On average, an infant laughs nearly two hundred times a day; an adult, only twelve. Maybe they are laughing so much because they are looking at us. To be able to preserve joyousness of heart and yet to be concerned in thought: in this way we can determine good fortune and misfortune on earth, and bring to perfection everything on earth.
. . . The books we need are the kind that act upon us like a misfortune, that make us suffer like the death of someone we love more than ourselves, that make us feel as though we were on the verge of suicide, or lost in a forest remote from all human habitation-a book should serve as an axe for the frozen sea within us.
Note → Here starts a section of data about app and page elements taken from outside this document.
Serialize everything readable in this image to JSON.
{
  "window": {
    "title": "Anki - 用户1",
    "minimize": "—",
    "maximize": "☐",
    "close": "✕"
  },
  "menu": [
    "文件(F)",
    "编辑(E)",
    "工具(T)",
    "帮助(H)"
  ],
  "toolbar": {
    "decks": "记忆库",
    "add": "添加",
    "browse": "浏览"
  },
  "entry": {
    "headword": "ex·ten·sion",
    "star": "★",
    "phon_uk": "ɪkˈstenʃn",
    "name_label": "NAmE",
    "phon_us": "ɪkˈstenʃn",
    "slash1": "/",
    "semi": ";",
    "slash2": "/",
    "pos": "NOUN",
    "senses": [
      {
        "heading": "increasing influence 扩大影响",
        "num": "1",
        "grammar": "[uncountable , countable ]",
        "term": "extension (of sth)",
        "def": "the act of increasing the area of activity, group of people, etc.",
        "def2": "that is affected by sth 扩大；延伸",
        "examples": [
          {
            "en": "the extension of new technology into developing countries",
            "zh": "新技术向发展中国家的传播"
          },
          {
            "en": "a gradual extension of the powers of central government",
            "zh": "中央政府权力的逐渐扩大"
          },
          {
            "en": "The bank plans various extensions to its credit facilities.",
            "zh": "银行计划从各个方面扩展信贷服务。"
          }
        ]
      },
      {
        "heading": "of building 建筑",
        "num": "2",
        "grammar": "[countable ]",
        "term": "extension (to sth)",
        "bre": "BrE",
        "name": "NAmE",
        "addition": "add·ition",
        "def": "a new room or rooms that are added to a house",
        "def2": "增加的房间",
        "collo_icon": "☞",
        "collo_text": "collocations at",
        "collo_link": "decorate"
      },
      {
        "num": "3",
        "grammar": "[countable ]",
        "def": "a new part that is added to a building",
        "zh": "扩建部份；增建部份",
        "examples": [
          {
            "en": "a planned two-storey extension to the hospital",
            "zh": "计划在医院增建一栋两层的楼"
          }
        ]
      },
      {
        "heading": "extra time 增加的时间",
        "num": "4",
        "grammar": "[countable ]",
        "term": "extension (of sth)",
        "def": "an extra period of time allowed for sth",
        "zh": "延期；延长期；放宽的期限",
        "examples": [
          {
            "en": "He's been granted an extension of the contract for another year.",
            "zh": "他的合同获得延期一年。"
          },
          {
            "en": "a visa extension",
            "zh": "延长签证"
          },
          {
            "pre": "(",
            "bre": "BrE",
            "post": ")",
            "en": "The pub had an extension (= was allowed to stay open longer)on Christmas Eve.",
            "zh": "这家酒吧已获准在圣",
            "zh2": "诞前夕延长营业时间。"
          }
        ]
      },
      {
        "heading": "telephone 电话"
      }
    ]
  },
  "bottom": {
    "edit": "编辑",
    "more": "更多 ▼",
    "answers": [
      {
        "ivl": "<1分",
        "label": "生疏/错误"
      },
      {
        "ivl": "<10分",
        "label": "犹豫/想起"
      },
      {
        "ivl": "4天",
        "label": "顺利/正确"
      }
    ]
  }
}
They who lack talent expect things to happen without effort. They ascribe failure to a lack of inspiration or ability, or to misfortune, rather than to insufficient application. At the core of every true talent there is an awareness of the difficulties inherent in any achievement, and the confidence that by persistence and patience something worthwhile will be realized. Thus talent is a species of vigor.